THE TASK: Type out the data below in its entirety, exactly as given.
◇ ◇ ◇ ◇
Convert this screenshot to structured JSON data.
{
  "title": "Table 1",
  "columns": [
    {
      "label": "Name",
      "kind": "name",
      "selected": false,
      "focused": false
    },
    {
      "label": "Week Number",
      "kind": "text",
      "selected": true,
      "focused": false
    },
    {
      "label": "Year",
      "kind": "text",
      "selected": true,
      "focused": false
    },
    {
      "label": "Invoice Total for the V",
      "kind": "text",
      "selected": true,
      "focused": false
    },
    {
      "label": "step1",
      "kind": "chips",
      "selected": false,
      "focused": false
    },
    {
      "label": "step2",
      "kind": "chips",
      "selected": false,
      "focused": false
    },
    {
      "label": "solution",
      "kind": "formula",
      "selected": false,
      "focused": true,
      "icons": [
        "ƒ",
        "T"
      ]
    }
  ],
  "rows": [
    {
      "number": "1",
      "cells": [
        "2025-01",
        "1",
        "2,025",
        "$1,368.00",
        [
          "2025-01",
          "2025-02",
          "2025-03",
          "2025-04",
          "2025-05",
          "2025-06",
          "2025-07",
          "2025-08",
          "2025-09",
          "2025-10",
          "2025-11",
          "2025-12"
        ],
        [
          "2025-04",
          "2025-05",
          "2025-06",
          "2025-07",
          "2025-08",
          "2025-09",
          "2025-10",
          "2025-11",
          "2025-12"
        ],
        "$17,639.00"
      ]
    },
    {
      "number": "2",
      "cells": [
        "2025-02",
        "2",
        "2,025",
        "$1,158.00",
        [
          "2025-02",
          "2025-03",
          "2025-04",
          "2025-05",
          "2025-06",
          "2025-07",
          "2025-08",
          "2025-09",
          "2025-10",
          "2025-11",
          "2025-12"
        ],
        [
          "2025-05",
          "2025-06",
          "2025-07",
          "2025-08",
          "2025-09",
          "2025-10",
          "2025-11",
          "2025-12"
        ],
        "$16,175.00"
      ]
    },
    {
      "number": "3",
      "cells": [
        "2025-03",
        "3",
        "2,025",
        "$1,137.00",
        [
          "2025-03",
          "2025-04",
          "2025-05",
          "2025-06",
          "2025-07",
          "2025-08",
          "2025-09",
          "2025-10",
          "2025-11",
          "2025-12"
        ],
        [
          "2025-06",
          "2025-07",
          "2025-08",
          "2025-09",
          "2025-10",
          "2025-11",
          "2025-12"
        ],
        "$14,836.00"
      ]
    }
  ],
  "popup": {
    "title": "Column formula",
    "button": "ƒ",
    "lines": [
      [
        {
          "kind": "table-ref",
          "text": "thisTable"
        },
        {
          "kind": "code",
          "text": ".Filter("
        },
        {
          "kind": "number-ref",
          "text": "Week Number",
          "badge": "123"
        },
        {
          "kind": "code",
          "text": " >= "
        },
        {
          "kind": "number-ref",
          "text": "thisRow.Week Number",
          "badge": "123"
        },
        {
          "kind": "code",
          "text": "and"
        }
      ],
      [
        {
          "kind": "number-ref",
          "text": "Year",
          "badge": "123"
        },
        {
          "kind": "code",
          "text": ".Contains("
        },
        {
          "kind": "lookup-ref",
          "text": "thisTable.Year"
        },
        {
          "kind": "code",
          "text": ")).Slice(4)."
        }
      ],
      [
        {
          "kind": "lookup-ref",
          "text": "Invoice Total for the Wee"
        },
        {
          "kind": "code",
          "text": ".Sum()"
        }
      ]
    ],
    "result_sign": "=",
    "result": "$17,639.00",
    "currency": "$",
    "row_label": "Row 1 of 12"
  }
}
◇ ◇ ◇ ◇
ANSWER:
Convert this screenshot to structured JSON data.
{
  "title": "Table 1",
  "columns": [
    {
      "label": "Name",
      "kind": "name",
      "selected": false,
      "focused": false
    },
    {
      "label": "Week Number",
      "kind": "text",
      "selected": true,
      "focused": false
    },
    {
      "label": "Year",
      "kind": "text",
      "selected": true,
      "focused": false
    },
    {
      "label": "Invoice Total for the V",
      "kind": "text",
      "selected": true,
      "focused": false
    },
    {
      "label": "step1",
      "kind": "chips",
      "selected": false,
      "focused": false
    },
    {
      "label": "step2",
      "kind": "chips",
      "selected": false,
      "focused": false
    },
    {
      "label": "solution",
      "kind": "formula",
      "selected": false,
      "focused": true,
      "icons": [
        "ƒ",
        "T"
      ]
    }
  ],
  "rows": [
    {
      "number": "1",
      "cells": [
        "2025-01",
        "1",
        "2,025",
        "$1,368.00",
        [
          "2025-01",
          "2025-02",
          "2025-03",
          "2025-04",
          "2025-05",
          "2025-06",
          "2025-07",
          "2025-08",
          "2025-09",
          "2025-10",
          "2025-11",
          "2025-12"
        ],
        [
          "2025-04",
          "2025-05",
          "2025-06",
          "2025-07",
          "2025-08",
          "2025-09",
          "2025-10",
          "2025-11",
          "2025-12"
        ],
        "$17,639.00"
      ]
    },
    {
      "number": "2",
      "cells": [
        "2025-02",
        "2",
        "2,025",
        "$1,158.00",
        [
          "2025-02",
          "2025-03",
          "2025-04",
          "2025-05",
          "2025-06",
          "2025-07",
          "2025-08",
          "2025-09",
          "2025-10",
          "2025-11",
          "2025-12"
        ],
        [
          "2025-05",
          "2025-06",
          "2025-07",
          "2025-08",
          "2025-09",
          "2025-10",
          "2025-11",
          "2025-12"
        ],
        "$16,175.00"
      ]
    },
    {
      "number": "3",
      "cells": [
        "2025-03",
        "3",
        "2,025",
        "$1,137.00",
        [
          "2025-03",
          "2025-04",
          "2025-05",
          "2025-06",
          "2025-07",
          "2025-08",
          "2025-09",
          "2025-10",
          "2025-11",
          "2025-12"
        ],
        [
          "2025-06",
          "2025-07",
          "2025-08",
          "2025-09",
          "2025-10",
          "2025-11",
          "2025-12"
        ],
        "$14,836.00"
      ]
    }
  ],
  "popup": {
    "title": "Column formula",
    "button": "ƒ",
    "lines": [
      [
        {
          "kind": "table-ref",
          "text": "thisTable"
        },
        {
          "kind": "code",
          "text": ".Filter("
        },
        {
          "kind": "number-ref",
          "text": "Week Number",
          "badge": "123"
        },
        {
          "kind": "code",
          "text": " >= "
        },
        {
          "kind": "number-ref",
          "text": "thisRow.Week Number",
          "badge": "123"
        },
        {
          "kind": "code",
          "text": "and"
        }
      ],
      [
        {
          "kind": "number-ref",
          "text": "Year",
          "badge": "123"
        },
        {
          "kind": "code",
          "text": ".Contains("
        },
        {
          "kind": "lookup-ref",
          "text": "thisTable.Year"
        },
        {
          "kind": "code",
          "text": ")).Slice(4)."
        }
      ],
      [
        {
          "kind": "lookup-ref",
          "text": "Invoice Total for the Wee"
        },
        {
          "kind": "code",
          "text": ".Sum()"
        }
      ]
    ],
    "result_sign": "=",
    "result": "$17,639.00",
    "currency": "$",
    "row_label": "Row 1 of 12"
  }
}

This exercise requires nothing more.